Home learning for Year 2 - Woodpeckers
Dear Woodpeckers Parents and Children
Thank you for sharing some of your lovely work with me. As ever, the idea is to do a lesson of Maths and a lesson of English each day to help with the routine of learning, to do the ‘frequently’ section a few times a week and then to do other Learning Journey and Science lessons when the mood is right across the week. I look forward to seeing what you get up to.
Good luck, shipmates!
From Captain May!
● Practice this week’s spellings using the type of activities we usually do in our spelling journals
● read, read, read
● card games, board games or cookery
● telling the time
Day 1: Read the opening of the story to ‘At last he reached the shore.’ (If you listen to my reading, make sure you do not go beyond this point at this stage, as the reading includes the next part which you will look at on day 4.) Look back at this part of the story and talk about what we now know about the Beast. (There are lots of direct references such as “They are very quiet creatures” and “They like…drinking tea” and some where the children may need to infer eg he is determined and brave because he keeps going even when he’s nearly caught by an octopus, trapped his foot in a giant clam and walked through the jelly fish.) Now ask your child to record their thoughts – they could use the outline image of the beast or draw their own – inside the beast they need to write words and phrases to describe what he is like and what he does, around the outside they can add words and phrases to describe him physically, what he looks like.
Day 2: Ask: What is a verb? Encourage your child to give a definition (it expresses a physical action, a mental action or state of being – so, it shows what someone is thinking or doing is a child friendly definition) and to give some examples of verbs. If they find this challenging, play a miming game where they guess the action (verb). Now look at the text only version of the story so far and identify together some of the verbs. Then talk about whether they are past or present tense. (We looked at this quite a while ago, so you could ask if it is happening now or has already happened.) Look at the sentence “A seagull rested on his head and he played with some dolphins.” Find the verbs together and change the sentence from past to present. Finally ask your child to try the past to present sheet (can be done on screen and the present version written in their book) to find verbs and change them from past to present.
Day 3: Spelling investigation and spellings – find out about some more homophones
Day 4: Read the next 5 pages of The Lonely Beast up to him staying in park and people coming to visit. Explain that this could be the end – he’s reached somewhere where he has a beautiful garden and lots of people visiting him - but it isn’t. However, for the next few pieces of work, we’re going to concentrate on this part of the story and we need to know it well. Read the whole story to this point again, or use my reading which stops at this point. Look back over the story, finding and talking about the repetitive patterns (eg the overuse of ‘and’), the different things he does, the different lands he covers and the creatures he meets. Ask your child to pretend to be the Beast as you read it again and act out the story, with your child playing the part of the Beast.

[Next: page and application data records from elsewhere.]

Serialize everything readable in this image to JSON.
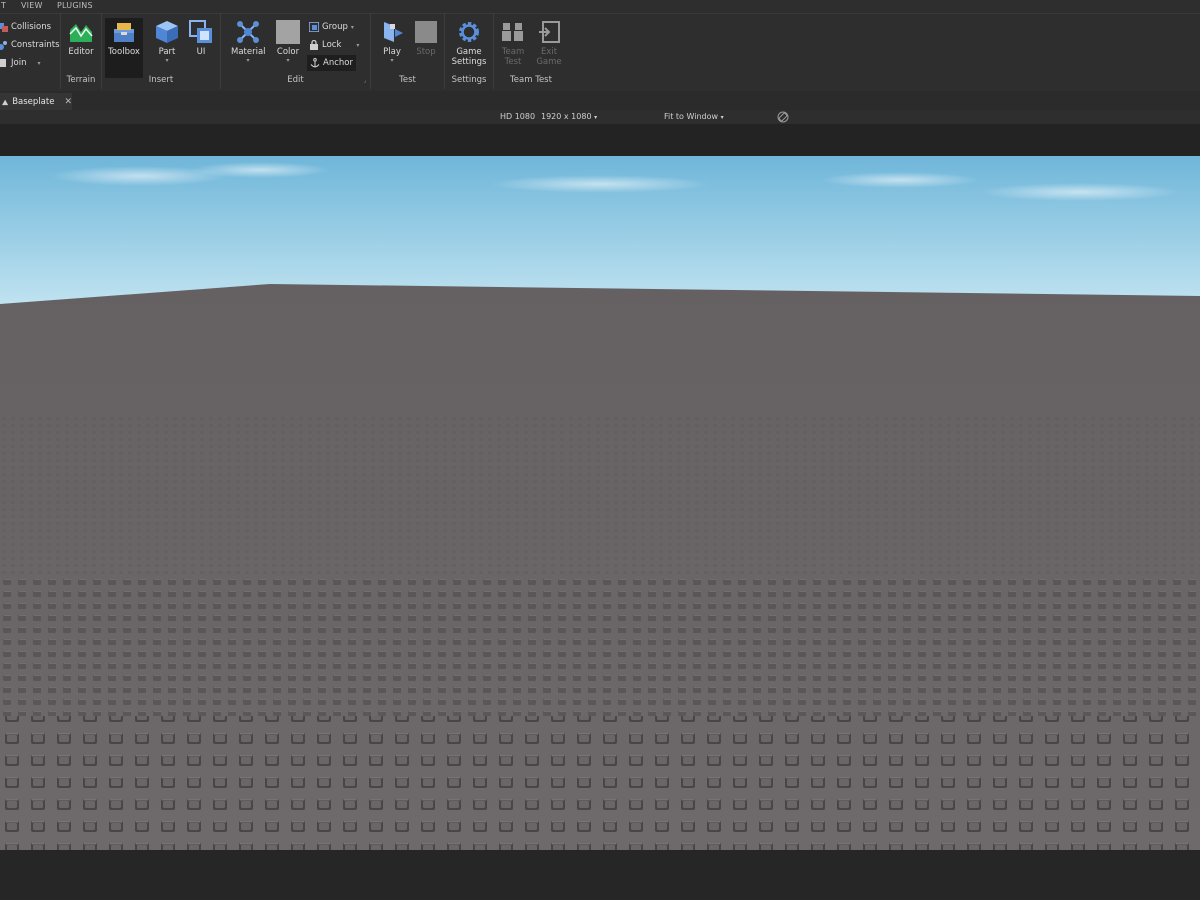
{
  "menubar": {
    "items": [
      "T",
      "VIEW",
      "PLUGINS"
    ]
  },
  "ribbon": {
    "physics": {
      "collisions": "Collisions",
      "constraints": "Constraints",
      "join": "Join"
    },
    "terrain": {
      "editor": "Editor",
      "group_label": "Terrain"
    },
    "insert": {
      "toolbox": "Toolbox",
      "part": "Part",
      "ui": "UI",
      "group_label": "Insert"
    },
    "edit": {
      "material": "Material",
      "color": "Color",
      "group": "Group",
      "lock": "Lock",
      "anchor": "Anchor",
      "group_label": "Edit"
    },
    "test": {
      "play": "Play",
      "stop": "Stop",
      "group_label": "Test"
    },
    "settings": {
      "game_settings_1": "Game",
      "game_settings_2": "Settings",
      "group_label": "Settings"
    },
    "team_test": {
      "team_test_1": "Team",
      "team_test_2": "Test",
      "exit_game_1": "Exit",
      "exit_game_2": "Game",
      "group_label": "Team Test"
    }
  },
  "tabs": [
    {
      "label": "Baseplate"
    }
  ],
  "device_bar": {
    "device": "HD 1080",
    "resolution": "1920 x 1080",
    "fit": "Fit to Window"
  },
  "colors": {
    "sky_top": "#7fc0dc",
    "sky_bottom": "#bfe4f0",
    "baseplate": "#6b6769",
    "stud": "#4e4a4c",
    "panel": "#2e2e2e"
  },
  "icons": [
    "collisions-icon",
    "constraints-icon",
    "join-icon",
    "terrain-editor-icon",
    "toolbox-icon",
    "part-icon",
    "ui-icon",
    "material-icon",
    "color-icon",
    "group-icon",
    "lock-icon",
    "anchor-icon",
    "play-icon",
    "stop-icon",
    "game-settings-icon",
    "team-test-icon",
    "exit-game-icon",
    "close-icon",
    "rotate-device-icon"
  ]
}
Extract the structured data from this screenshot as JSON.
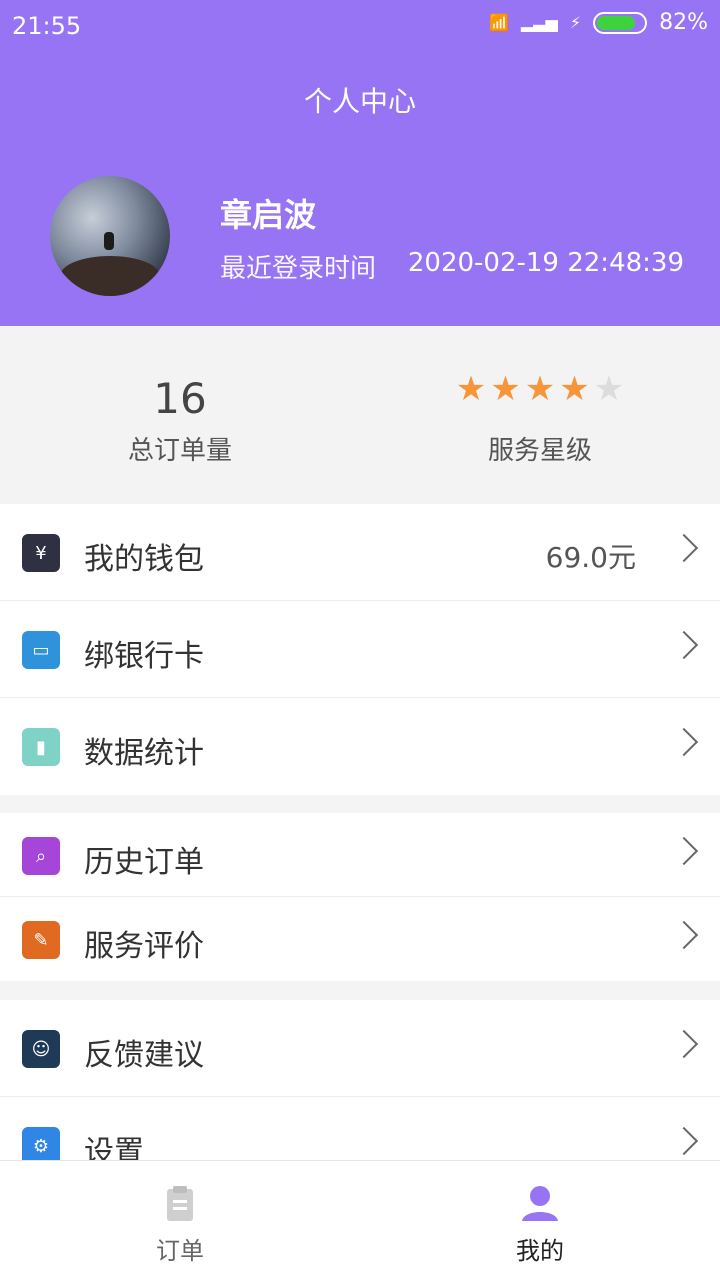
{
  "status_bar": {
    "time": "21:55",
    "battery": "82%"
  },
  "header": {
    "title": "个人中心",
    "user_name": "章启波",
    "login_label": "最近登录时间",
    "login_time": "2020-02-19 22:48:39"
  },
  "stats": {
    "orders": {
      "value": "16",
      "label": "总订单量"
    },
    "rating": {
      "label": "服务星级",
      "stars": 4,
      "max": 5
    }
  },
  "lists": {
    "group1": [
      {
        "icon": "wallet-icon",
        "label": "我的钱包",
        "value": "69.0元"
      },
      {
        "icon": "bank-card-icon",
        "label": "绑银行卡",
        "value": ""
      },
      {
        "icon": "chart-icon",
        "label": "数据统计",
        "value": ""
      }
    ],
    "group2": [
      {
        "icon": "history-order-icon",
        "label": "历史订单",
        "value": ""
      },
      {
        "icon": "review-icon",
        "label": "服务评价",
        "value": ""
      }
    ],
    "group3": [
      {
        "icon": "feedback-icon",
        "label": "反馈建议",
        "value": ""
      },
      {
        "icon": "settings-icon",
        "label": "设置",
        "value": ""
      }
    ]
  },
  "bottom_nav": {
    "items": [
      {
        "label": "订单",
        "icon": "clipboard-icon"
      },
      {
        "label": "我的",
        "icon": "user-icon"
      }
    ]
  },
  "colors": {
    "primary": "#9674f3",
    "star": "#f7953a",
    "star_off": "#dcdcdc"
  }
}
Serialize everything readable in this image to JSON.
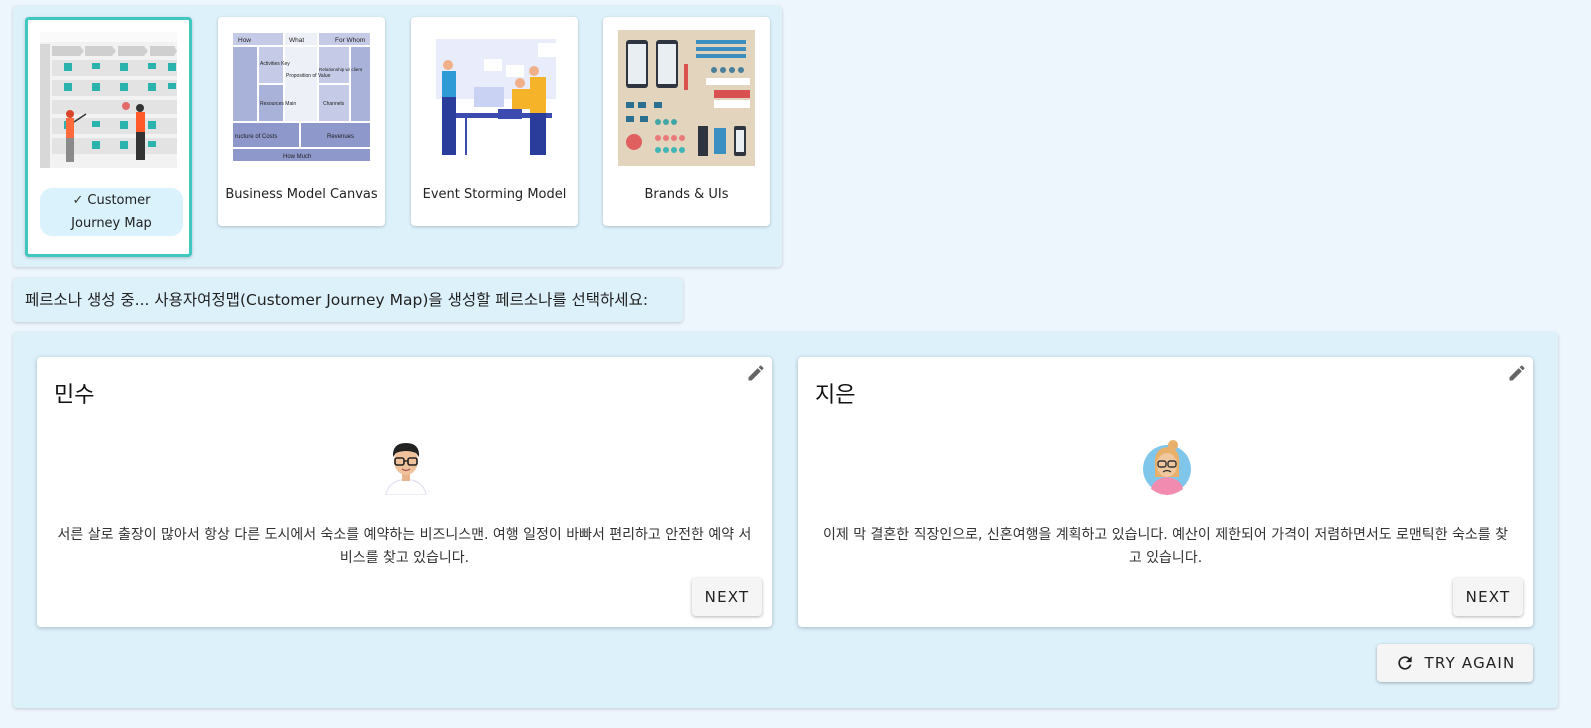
{
  "templates": [
    {
      "label": "Customer Journey Map",
      "selected": true,
      "thumb_icon": "customer-journey-thumbnail"
    },
    {
      "label": "Business Model Canvas",
      "selected": false,
      "thumb_icon": "business-model-canvas-thumbnail"
    },
    {
      "label": "Event Storming Model",
      "selected": false,
      "thumb_icon": "event-storming-thumbnail"
    },
    {
      "label": "Brands & UIs",
      "selected": false,
      "thumb_icon": "brands-uis-thumbnail"
    }
  ],
  "canvas_thumb": {
    "how": "How",
    "what": "What",
    "for_whom": "For Whom",
    "activities": "Activities Key",
    "proposition": "Proposition of Value",
    "relationship": "Relationship w/ client",
    "resources": "Resources Main",
    "channels": "Channels",
    "costs": "ructure of Costs",
    "revenues": "Revenues",
    "how_much": "How Much"
  },
  "status": {
    "text": "페르소나 생성 중... 사용자여정맵(Customer Journey Map)을 생성할 페르소나를 선택하세요:"
  },
  "personas": [
    {
      "name": "민수",
      "avatar_icon": "male-avatar-glasses",
      "description": "서른 살로 출장이 많아서 항상 다른 도시에서 숙소를 예약하는 비즈니스맨. 여행 일정이 바빠서 편리하고 안전한 예약 서비스를 찾고 있습니다.",
      "next_label": "NEXT"
    },
    {
      "name": "지은",
      "avatar_icon": "female-avatar-glasses",
      "description": "이제 막 결혼한 직장인으로, 신혼여행을 계획하고 있습니다. 예산이 제한되어 가격이 저렴하면서도 로맨틱한 숙소를 찾고 있습니다.",
      "next_label": "NEXT"
    }
  ],
  "try_again_label": "TRY AGAIN",
  "colors": {
    "accent": "#3fc7c0",
    "panel_bg": "#ddf1fb",
    "chip_bg": "#d9f2fc",
    "page_bg": "#eef6fd"
  }
}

Day 5: Ask your child to retell the story so far (with your help) and re-read it, or listen to me reading if they are still not familiar with it. Now ask your child to tell you what has happened in the story as a summary rather than telling the story. (A nice but lonely Beast decides he wants to find other beasts so he goes on a journey. There are lots of perils on the way – forest, mountain, river, cliff, waterfall, cave, snowy mountains, sea and the things he comes across in the sea and a ride from whale. Finally, there’s more walking to find the city where he finds his new home.) Finally ask your child to create a story map of the journey.
Maths: This week, we’re continuing to look at position and direction.
Day 1: describing turns
Day 2: describing movement and turns
Day 3: recording movement and turns
Day 4: following directions
Day 5: giving directions
Ask your child what they remember about life cycles. If they need a prompt, we looked at various animal life cycles, but especially a cat, a hen and a butterfly. They need to know that it is a cycle because it keeps on going – adult has young, grows to adult, has young, etc. This week’s science is about plant life cycles. Look at the sunflower pictures to sort sheet – if you are able to print, you may want to cut them out so they can be moved around to form the cycle in order, if not then discuss the order they might come in. Hopefully, they will be able to work this out largely independently. Now use the Plant Life Cycle PowerPoint, which includes links to 2 bbc clips (https://www.bbc.co.uk/bitesize/clips/z3wsbk7 and https://www.bbc.co.uk/bitesize/clips/zhrb4wx), to find out more and then complete the task (there are pictures and a word bank to help).
To find out more about maps this week, we are looking at map symbols. Use the Marvellous Map Symbols PowerPoint (which includes this link https://www.bbc.co.uk/teach/class-clips-video/geography-ks1--ks2-maps/zdwhpg8) to find out about different symbols and the Learning Journey tasks for this week.